*Problem to work on:*
The entries below must be reproduced exactly; their pictures are not part of the copy.

____

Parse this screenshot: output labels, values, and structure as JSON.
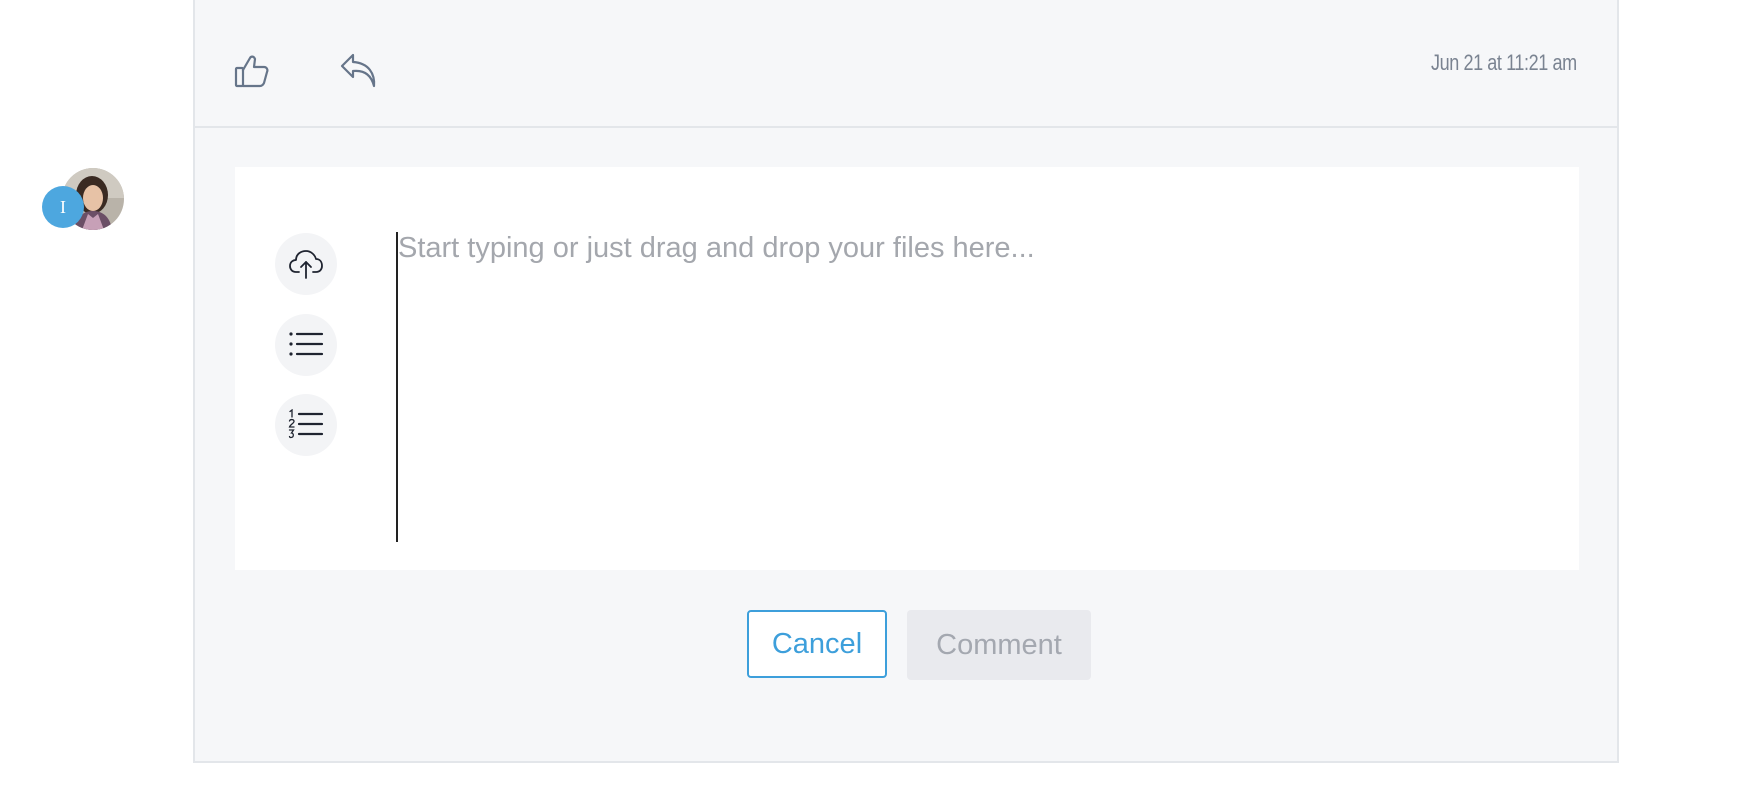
{
  "comment_footer": {
    "like_icon": "thumbs-up-icon",
    "reply_icon": "reply-icon",
    "timestamp": "Jun 21 at 11:21 am"
  },
  "user": {
    "avatar_badge_text": "I"
  },
  "editor": {
    "placeholder": "Start typing or just drag and drop your files here...",
    "value": "",
    "tools": [
      {
        "icon": "cloud-upload-icon"
      },
      {
        "icon": "bulleted-list-icon"
      },
      {
        "icon": "numbered-list-icon"
      }
    ]
  },
  "actions": {
    "cancel_label": "Cancel",
    "comment_label": "Comment"
  },
  "colors": {
    "accent": "#3d9fdb",
    "badge": "#4da7df",
    "panel_bg": "#f6f7f9",
    "border": "#e3e6ea",
    "disabled_bg": "#e9eaee",
    "disabled_text": "#a4a8b0"
  }
}
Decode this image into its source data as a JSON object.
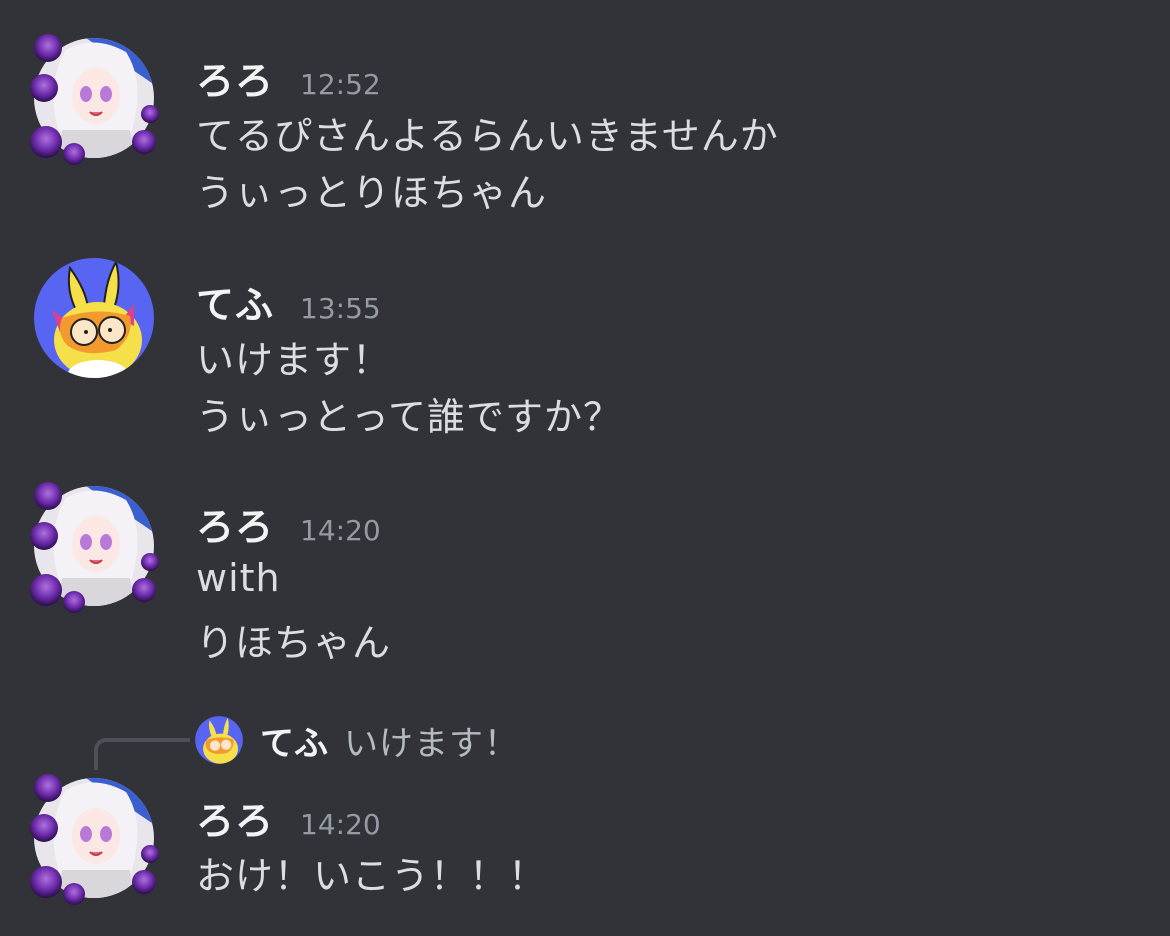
{
  "messages": [
    {
      "author": "ろろ",
      "time": "12:52",
      "lines": [
        "てるぴさんよるらんいきませんか",
        "うぃっとりほちゃん"
      ]
    },
    {
      "author": "てふ",
      "time": "13:55",
      "lines": [
        "いけます！",
        "うぃっとって誰ですか？"
      ]
    },
    {
      "author": "ろろ",
      "time": "14:20",
      "lines": [
        "with",
        "りほちゃん"
      ]
    },
    {
      "author": "ろろ",
      "time": "14:20",
      "reply": {
        "author": "てふ",
        "text": "いけます！"
      },
      "lines": [
        "おけ！いこう！！！"
      ]
    }
  ],
  "icons": {
    "roro_avatar": "anime-girl-rose-avatar-icon",
    "tefu_avatar": "yellow-rabbit-avatar-icon"
  },
  "colors": {
    "background": "#313338",
    "username": "#f2f3f5",
    "timestamp": "#949ba4",
    "message_text": "#dbdee1",
    "tefu_avatar_bg": "#5865f2"
  }
}
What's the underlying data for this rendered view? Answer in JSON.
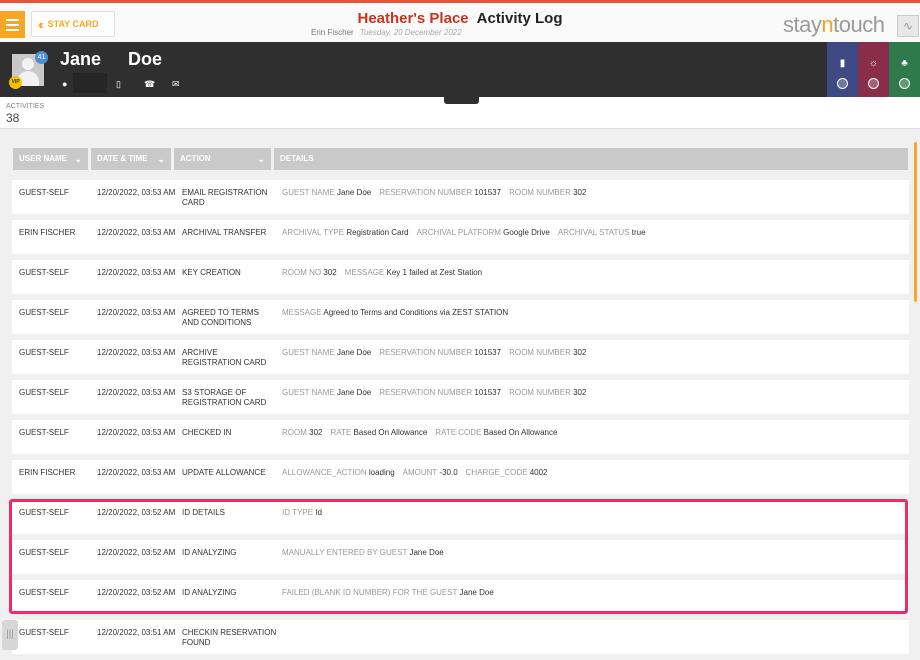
{
  "header": {
    "menu_icon": "hamburger-icon",
    "back_label": "STAY CARD",
    "hotel_name": "Heather's Place",
    "page_title": "Activity Log",
    "user_name": "Erin Fischer",
    "date": "Tuesday, 20 December 2022",
    "logo": {
      "part1": "stay",
      "part2": "n",
      "part3": "touch"
    },
    "accent_color": "#f6a623"
  },
  "guest": {
    "first_name": "Jane",
    "last_name": "Doe",
    "badge_count": "41",
    "vip_label": "VIP",
    "tiles": [
      {
        "icon": "key-card-icon",
        "color": "#3f4a84"
      },
      {
        "icon": "globe-icon",
        "color": "#8a2d4a"
      },
      {
        "icon": "rewards-icon",
        "color": "#2f7a4a"
      }
    ]
  },
  "stats": {
    "label": "ACTIVITIES",
    "count": "38"
  },
  "table": {
    "columns": [
      "USER NAME",
      "DATE & TIME",
      "ACTION",
      "DETAILS"
    ],
    "rows": [
      {
        "user": "GUEST-SELF",
        "datetime": "12/20/2022, 03:53 AM",
        "action": "EMAIL REGISTRATION CARD",
        "details": [
          {
            "k": "GUEST NAME",
            "v": "Jane Doe"
          },
          {
            "k": "RESERVATION NUMBER",
            "v": "101537"
          },
          {
            "k": "ROOM NUMBER",
            "v": "302"
          }
        ]
      },
      {
        "user": "ERIN FISCHER",
        "datetime": "12/20/2022, 03:53 AM",
        "action": "ARCHIVAL TRANSFER",
        "details": [
          {
            "k": "ARCHIVAL TYPE",
            "v": "Registration Card"
          },
          {
            "k": "ARCHIVAL PLATFORM",
            "v": "Google Drive"
          },
          {
            "k": "ARCHIVAL STATUS",
            "v": "true"
          }
        ]
      },
      {
        "user": "GUEST-SELF",
        "datetime": "12/20/2022, 03:53 AM",
        "action": "KEY CREATION",
        "details": [
          {
            "k": "ROOM NO",
            "v": "302"
          },
          {
            "k": "MESSAGE",
            "v": "Key 1 failed at Zest Station"
          }
        ]
      },
      {
        "user": "GUEST-SELF",
        "datetime": "12/20/2022, 03:53 AM",
        "action": "AGREED TO TERMS AND CONDITIONS",
        "details": [
          {
            "k": "MESSAGE",
            "v": "Agreed to Terms and Conditions via ZEST STATION"
          }
        ]
      },
      {
        "user": "GUEST-SELF",
        "datetime": "12/20/2022, 03:53 AM",
        "action": "ARCHIVE REGISTRATION CARD",
        "details": [
          {
            "k": "GUEST NAME",
            "v": "Jane Doe"
          },
          {
            "k": "RESERVATION NUMBER",
            "v": "101537"
          },
          {
            "k": "ROOM NUMBER",
            "v": "302"
          }
        ]
      },
      {
        "user": "GUEST-SELF",
        "datetime": "12/20/2022, 03:53 AM",
        "action": "S3 STORAGE OF REGISTRATION CARD",
        "details": [
          {
            "k": "GUEST NAME",
            "v": "Jane Doe"
          },
          {
            "k": "RESERVATION NUMBER",
            "v": "101537"
          },
          {
            "k": "ROOM NUMBER",
            "v": "302"
          }
        ]
      },
      {
        "user": "GUEST-SELF",
        "datetime": "12/20/2022, 03:53 AM",
        "action": "CHECKED IN",
        "details": [
          {
            "k": "ROOM",
            "v": "302"
          },
          {
            "k": "RATE",
            "v": "Based On Allowance"
          },
          {
            "k": "RATE CODE",
            "v": "Based On Allowance"
          }
        ]
      },
      {
        "user": "ERIN FISCHER",
        "datetime": "12/20/2022, 03:53 AM",
        "action": "UPDATE ALLOWANCE",
        "details": [
          {
            "k": "ALLOWANCE_ACTION",
            "v": "loading"
          },
          {
            "k": "AMOUNT",
            "v": "-30.0"
          },
          {
            "k": "CHARGE_CODE",
            "v": "4002"
          }
        ]
      },
      {
        "user": "GUEST-SELF",
        "datetime": "12/20/2022, 03:52 AM",
        "action": "ID DETAILS",
        "details": [
          {
            "k": "ID TYPE",
            "v": "Id"
          }
        ]
      },
      {
        "user": "GUEST-SELF",
        "datetime": "12/20/2022, 03:52 AM",
        "action": "ID ANALYZING",
        "details": [
          {
            "k": "MANUALLY ENTERED BY GUEST",
            "v": "Jane Doe"
          }
        ]
      },
      {
        "user": "GUEST-SELF",
        "datetime": "12/20/2022, 03:52 AM",
        "action": "ID ANALYZING",
        "details": [
          {
            "k": "FAILED (BLANK ID NUMBER) FOR THE GUEST",
            "v": "Jane Doe"
          }
        ]
      },
      {
        "user": "GUEST-SELF",
        "datetime": "12/20/2022, 03:51 AM",
        "action": "CHECKIN RESERVATION FOUND",
        "details": []
      }
    ]
  }
}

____

*Answer section:*
Parse this screenshot: output labels, values, and structure as JSON.
{
  "comment_footer": {
    "like_icon": "thumbs-up-icon",
    "reply_icon": "reply-icon",
    "timestamp": "Jun 21 at 11:21 am"
  },
  "user": {
    "avatar_badge_text": "I"
  },
  "editor": {
    "placeholder": "Start typing or just drag and drop your files here...",
    "value": "",
    "tools": [
      {
        "icon": "cloud-upload-icon"
      },
      {
        "icon": "bulleted-list-icon"
      },
      {
        "icon": "numbered-list-icon"
      }
    ]
  },
  "actions": {
    "cancel_label": "Cancel",
    "comment_label": "Comment"
  },
  "colors": {
    "accent": "#3d9fdb",
    "badge": "#4da7df",
    "panel_bg": "#f6f7f9",
    "border": "#e3e6ea",
    "disabled_bg": "#e9eaee",
    "disabled_text": "#a4a8b0"
  }
}
Decode this image into its source data as a JSON object.
{
  "messages": [
    {
      "author": "ろろ",
      "time": "12:52",
      "lines": [
        "てるぴさんよるらんいきませんか",
        "うぃっとりほちゃん"
      ]
    },
    {
      "author": "てふ",
      "time": "13:55",
      "lines": [
        "いけます！",
        "うぃっとって誰ですか？"
      ]
    },
    {
      "author": "ろろ",
      "time": "14:20",
      "lines": [
        "with",
        "りほちゃん"
      ]
    },
    {
      "author": "ろろ",
      "time": "14:20",
      "reply": {
        "author": "てふ",
        "text": "いけます！"
      },
      "lines": [
        "おけ！いこう！！！"
      ]
    }
  ],
  "icons": {
    "roro_avatar": "anime-girl-rose-avatar-icon",
    "tefu_avatar": "yellow-rabbit-avatar-icon"
  },
  "colors": {
    "background": "#313338",
    "username": "#f2f3f5",
    "timestamp": "#949ba4",
    "message_text": "#dbdee1",
    "tefu_avatar_bg": "#5865f2"
  }
}
What's the underlying data for this rendered view? Answer in JSON.
{
  "header": {
    "menu_icon": "hamburger-icon",
    "back_label": "STAY CARD",
    "hotel_name": "Heather's Place",
    "page_title": "Activity Log",
    "user_name": "Erin Fischer",
    "date": "Tuesday, 20 December 2022",
    "logo": {
      "part1": "stay",
      "part2": "n",
      "part3": "touch"
    },
    "accent_color": "#f6a623"
  },
  "guest": {
    "first_name": "Jane",
    "last_name": "Doe",
    "badge_count": "41",
    "vip_label": "VIP",
    "tiles": [
      {
        "icon": "key-card-icon",
        "color": "#3f4a84"
      },
      {
        "icon": "globe-icon",
        "color": "#8a2d4a"
      },
      {
        "icon": "rewards-icon",
        "color": "#2f7a4a"
      }
    ]
  },
  "stats": {
    "label": "ACTIVITIES",
    "count": "38"
  },
  "table": {
    "columns": [
      "USER NAME",
      "DATE & TIME",
      "ACTION",
      "DETAILS"
    ],
    "rows": [
      {
        "user": "GUEST-SELF",
        "datetime": "12/20/2022, 03:53 AM",
        "action": "EMAIL REGISTRATION CARD",
        "details": [
          {
            "k": "GUEST NAME",
            "v": "Jane Doe"
          },
          {
            "k": "RESERVATION NUMBER",
            "v": "101537"
          },
          {
            "k": "ROOM NUMBER",
            "v": "302"
          }
        ]
      },
      {
        "user": "ERIN FISCHER",
        "datetime": "12/20/2022, 03:53 AM",
        "action": "ARCHIVAL TRANSFER",
        "details": [
          {
            "k": "ARCHIVAL TYPE",
            "v": "Registration Card"
          },
          {
            "k": "ARCHIVAL PLATFORM",
            "v": "Google Drive"
          },
          {
            "k": "ARCHIVAL STATUS",
            "v": "true"
          }
        ]
      },
      {
        "user": "GUEST-SELF",
        "datetime": "12/20/2022, 03:53 AM",
        "action": "KEY CREATION",
        "details": [
          {
            "k": "ROOM NO",
            "v": "302"
          },
          {
            "k": "MESSAGE",
            "v": "Key 1 failed at Zest Station"
          }
        ]
      },
      {
        "user": "GUEST-SELF",
        "datetime": "12/20/2022, 03:53 AM",
        "action": "AGREED TO TERMS AND CONDITIONS",
        "details": [
          {
            "k": "MESSAGE",
            "v": "Agreed to Terms and Conditions via ZEST STATION"
          }
        ]
      },
      {
        "user": "GUEST-SELF",
        "datetime": "12/20/2022, 03:53 AM",
        "action": "ARCHIVE REGISTRATION CARD",
        "details": [
          {
            "k": "GUEST NAME",
            "v": "Jane Doe"
          },
          {
            "k": "RESERVATION NUMBER",
            "v": "101537"
          },
          {
            "k": "ROOM NUMBER",
            "v": "302"
          }
        ]
      },
      {
        "user": "GUEST-SELF",
        "datetime": "12/20/2022, 03:53 AM",
        "action": "S3 STORAGE OF REGISTRATION CARD",
        "details": [
          {
            "k": "GUEST NAME",
            "v": "Jane Doe"
          },
          {
            "k": "RESERVATION NUMBER",
            "v": "101537"
          },
          {
            "k": "ROOM NUMBER",
            "v": "302"
          }
        ]
      },
      {
        "user": "GUEST-SELF",
        "datetime": "12/20/2022, 03:53 AM",
        "action": "CHECKED IN",
        "details": [
          {
            "k": "ROOM",
            "v": "302"
          },
          {
            "k": "RATE",
            "v": "Based On Allowance"
          },
          {
            "k": "RATE CODE",
            "v": "Based On Allowance"
          }
        ]
      },
      {
        "user": "ERIN FISCHER",
        "datetime": "12/20/2022, 03:53 AM",
        "action": "UPDATE ALLOWANCE",
        "details": [
          {
            "k": "ALLOWANCE_ACTION",
            "v": "loading"
          },
          {
            "k": "AMOUNT",
            "v": "-30.0"
          },
          {
            "k": "CHARGE_CODE",
            "v": "4002"
          }
        ]
      },
      {
        "user": "GUEST-SELF",
        "datetime": "12/20/2022, 03:52 AM",
        "action": "ID DETAILS",
        "details": [
          {
            "k": "ID TYPE",
            "v": "Id"
          }
        ]
      },
      {
        "user": "GUEST-SELF",
        "datetime": "12/20/2022, 03:52 AM",
        "action": "ID ANALYZING",
        "details": [
          {
            "k": "MANUALLY ENTERED BY GUEST",
            "v": "Jane Doe"
          }
        ]
      },
      {
        "user": "GUEST-SELF",
        "datetime": "12/20/2022, 03:52 AM",
        "action": "ID ANALYZING",
        "details": [
          {
            "k": "FAILED (BLANK ID NUMBER) FOR THE GUEST",
            "v": "Jane Doe"
          }
        ]
      },
      {
        "user": "GUEST-SELF",
        "datetime": "12/20/2022, 03:51 AM",
        "action": "CHECKIN RESERVATION FOUND",
        "details": []
      }
    ]
  }
}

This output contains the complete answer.